A near forgotten piece of South Australian history
At a time when water supply in country towns was a huge issue, innovative thinking became the order of the day. And what better innovation than gravity, that age old discovery of Sir Isaac Newton himself. So the people of Kapunda in the 1870's did exactly that with the installation of a reservoir, turncock, pipe and some spillways in order to provide a constant supply of water to their growing town. Today, a modern supply of water supports the town of Kapunda, but thanks to a group of dedicated volunteers, the town's water supply history is remembered at a local place known simply as The Pines.
Taylor's Run Reservoir was built in the late 1870's and supplied water to Kapunda until mains water came online in 1957. The Reservoir is built on the side of the hill and featured a water tower, a turncock house, various workmen's huts, the Waterworks Caretaker's Cottage and a spillway that resembled something similar to Bundaleer Channel.
Overflowing Reservoir and Water Tank - Steve Hudson
For a few years, the large site was barren and devoid of much natural life until the (then) Forestry Board decided that a pine plantation would not only look good, but would provide shelter for the water from wind and evaporation. By the mid 1880's, the land was near covered in pine trees, with lives expected of circa 50 years.

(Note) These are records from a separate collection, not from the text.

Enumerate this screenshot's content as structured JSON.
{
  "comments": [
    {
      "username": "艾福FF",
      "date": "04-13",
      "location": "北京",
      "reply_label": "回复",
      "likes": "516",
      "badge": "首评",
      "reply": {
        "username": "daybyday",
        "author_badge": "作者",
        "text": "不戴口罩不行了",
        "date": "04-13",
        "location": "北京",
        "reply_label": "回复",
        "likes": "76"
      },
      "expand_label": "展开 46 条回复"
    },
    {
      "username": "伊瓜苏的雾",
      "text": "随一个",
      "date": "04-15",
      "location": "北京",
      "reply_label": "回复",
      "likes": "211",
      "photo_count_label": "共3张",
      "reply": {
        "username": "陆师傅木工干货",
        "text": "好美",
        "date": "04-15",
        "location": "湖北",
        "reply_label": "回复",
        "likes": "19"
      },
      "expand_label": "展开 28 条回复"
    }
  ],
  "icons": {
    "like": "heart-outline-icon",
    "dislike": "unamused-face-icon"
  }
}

The natural beauty of the site was not lost on the environment and the water workers who looked to create a site of interest for locals. A tennis court, BBQ facilities, toilets and picnic facilities were added, and The Pines Reserve became a destination for many a picnic, town function and wedding, and was enjoyed by locals for many years.
During the 1920's the pine trees had matured, and harvesting commenced. Lifestyles of locals also began to change and The Pines was starting to lose its attraction. By 1931, when all bar two rows of trees were harvested, the grounds were starting to fall into some disrepair, a process that continued in earnest once an alternative supply of water was found.

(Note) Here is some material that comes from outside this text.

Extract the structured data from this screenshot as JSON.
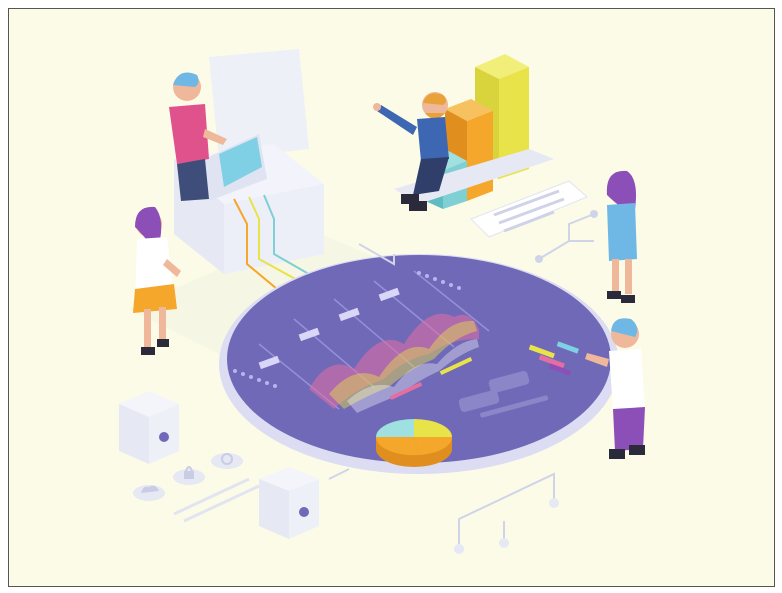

60 years on, and a group of volunteers have been back out to The Pines Reserve, and have created two short walking trails through the reserve, which is now covered in spectacular gum trees and echidna burrows. The reservoir and water tank are still in place, and the Turncock House has been beautifully restored to what it looked like 100 years ago. The Caretakers Cottage is now a private residence and sits on the side of the hill overlooking the reserve.
The Pines at Kapunda is located about 7km west of Kapunda on the Tarlee Road and alongside SA's iconic Mawson Trail. Facilities are limited on site to a few picnic tables, and a number of log chairs spread throughout the length of the 2km walks. Echidna burrows are plentiful throughout the walking trail, so be careful where you step.
Well Steve,this article and photos are top notch.Was aware of the name,but nothing much else.Never found the time to visit,although have been to Kapunda numerous times.Turncock house is a little gem and the surroundings are beautiful.Next time I am up that way,must include it on my lsit of places to visit.